Water hardness varies from city to city, so it is hard to tell, but most cities' water has some level of hardness to it. Filtered rainwater does not come from the ground, so it doesn't pick up the minerals that cause hardness, making it naturally soft water.


While city water is generally considered safe to drink, that doesn't mean that they don't put anything in it. City water can be chlorinated to kill bacteria and almost always has fluoride. Unfortunately, we have also seen news stories about high lead levels and other heavy metals in city drinking water in the past few years. 

While you never know what your city is doing to your water, rest assured that every rainwater harvesting system we supply comes with a complete filtration system

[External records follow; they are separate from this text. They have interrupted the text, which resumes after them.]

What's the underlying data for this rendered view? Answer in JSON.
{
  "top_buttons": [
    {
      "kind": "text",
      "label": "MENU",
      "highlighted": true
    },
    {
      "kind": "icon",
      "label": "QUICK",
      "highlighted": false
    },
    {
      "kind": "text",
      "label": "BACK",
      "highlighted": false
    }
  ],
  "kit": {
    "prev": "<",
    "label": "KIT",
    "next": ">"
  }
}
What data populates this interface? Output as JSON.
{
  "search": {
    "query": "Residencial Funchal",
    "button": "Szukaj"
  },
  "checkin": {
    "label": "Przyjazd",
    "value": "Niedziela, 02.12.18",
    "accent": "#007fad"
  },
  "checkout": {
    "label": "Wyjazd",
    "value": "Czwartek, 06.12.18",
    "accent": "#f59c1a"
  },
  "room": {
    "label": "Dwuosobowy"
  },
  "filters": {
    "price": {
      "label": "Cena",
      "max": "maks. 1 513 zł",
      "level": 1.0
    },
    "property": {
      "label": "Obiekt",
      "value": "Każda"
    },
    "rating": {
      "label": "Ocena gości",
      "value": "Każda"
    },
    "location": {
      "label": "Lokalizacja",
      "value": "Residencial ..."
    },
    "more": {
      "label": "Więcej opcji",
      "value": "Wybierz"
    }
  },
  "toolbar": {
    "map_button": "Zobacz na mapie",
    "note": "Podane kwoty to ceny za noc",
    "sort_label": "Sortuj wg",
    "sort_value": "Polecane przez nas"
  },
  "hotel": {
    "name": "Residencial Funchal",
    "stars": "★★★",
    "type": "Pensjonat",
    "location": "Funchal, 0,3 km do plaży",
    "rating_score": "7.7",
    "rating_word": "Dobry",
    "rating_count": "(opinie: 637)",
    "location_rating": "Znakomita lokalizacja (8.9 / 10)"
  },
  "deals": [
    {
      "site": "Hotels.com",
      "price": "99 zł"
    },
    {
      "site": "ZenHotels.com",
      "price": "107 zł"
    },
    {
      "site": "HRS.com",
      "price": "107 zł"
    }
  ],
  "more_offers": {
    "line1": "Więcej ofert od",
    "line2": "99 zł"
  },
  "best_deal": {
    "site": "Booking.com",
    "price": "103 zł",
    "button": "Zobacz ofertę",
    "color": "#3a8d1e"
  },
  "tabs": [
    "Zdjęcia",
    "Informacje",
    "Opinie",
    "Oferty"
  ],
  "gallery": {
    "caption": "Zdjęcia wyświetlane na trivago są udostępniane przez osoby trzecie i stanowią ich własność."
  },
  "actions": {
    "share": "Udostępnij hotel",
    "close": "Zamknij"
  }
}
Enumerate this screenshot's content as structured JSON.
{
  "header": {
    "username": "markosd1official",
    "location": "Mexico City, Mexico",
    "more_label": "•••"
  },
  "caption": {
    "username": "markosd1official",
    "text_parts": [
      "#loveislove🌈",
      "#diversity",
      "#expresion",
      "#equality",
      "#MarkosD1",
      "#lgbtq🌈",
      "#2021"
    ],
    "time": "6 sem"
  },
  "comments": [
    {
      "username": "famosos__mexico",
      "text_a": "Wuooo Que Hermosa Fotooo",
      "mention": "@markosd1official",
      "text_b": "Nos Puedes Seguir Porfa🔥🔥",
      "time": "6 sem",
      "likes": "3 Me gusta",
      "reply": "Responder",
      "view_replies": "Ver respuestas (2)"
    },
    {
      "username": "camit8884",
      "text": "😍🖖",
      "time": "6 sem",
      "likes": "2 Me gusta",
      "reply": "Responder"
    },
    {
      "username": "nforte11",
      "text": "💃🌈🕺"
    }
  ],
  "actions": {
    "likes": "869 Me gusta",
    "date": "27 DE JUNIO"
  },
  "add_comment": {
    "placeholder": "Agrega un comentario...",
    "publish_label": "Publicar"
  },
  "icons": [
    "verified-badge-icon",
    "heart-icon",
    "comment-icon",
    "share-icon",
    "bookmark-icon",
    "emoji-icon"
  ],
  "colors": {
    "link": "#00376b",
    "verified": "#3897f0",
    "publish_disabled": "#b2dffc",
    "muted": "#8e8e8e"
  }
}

Basic Water Quality

Total Dissolved Solids or TDS often measure basic water quality. Like water hardness, the TDS varies from city to city. While the EPA sets the acceptable level of TDS as 500 PPM, filtered rainwater is usually around 30 PPM and can even be sub-20 PPM. 

Water Availability 

One of the most significant differences between city water and rainwater is their availability in times of need. Once the rainwater harvesting tanks are filled, they will rarely run out. Still, suppose that ever happens, like times of severe drought. In that case, our harvesting system has an emergency bypass that will switch over to the city or well water. However, it doesn't work both ways. If you don't have a rainwater harvest system and something happens to your city or well water supply, you will find yourself in an emergency with no options. 

Rainwater is the Best Water

Not only can you drink rainwater, but with the right harvesting system, it is better than any other water you can get. If you are ready to switch to a rainwater harvesting system for emergencies or everyday use, contact us for a consultation. You will love the peace of mind you get knowing that the water you use every day comes from nature and natural filtering processes. You will also have off-grid peace of mind that, no matter what happens, your family will have clean water pumped straight to the house. 

Share this post

Related Posts

March 8, 2024

Rainwater Harvesting 101

Changing how your home receives its water supply isn't an impulse decision, so we've compiled some FAQs to give you a crash course in our rainwater harvesting systems.
Read Post
January 27, 2024

Meet the Better Whole-Home Water Supply - Rainwater Harvesting

While rainwater harvesting systems are a fantastic way to bring fresh, potable water straight to your house, we love them for the peace of mind they bring.
Read Post

Rainwater Harvesting Puts the
Control In Your Back Yard

Reliable Water Source
City Water is full of chemicals, expensive, and makes you dependent.
High-Quality Water
City Water is full of chemicals, expensive, and makes you dependent.
Completely Yours
City Water is full of chemicals, expensive, and makes you dependent.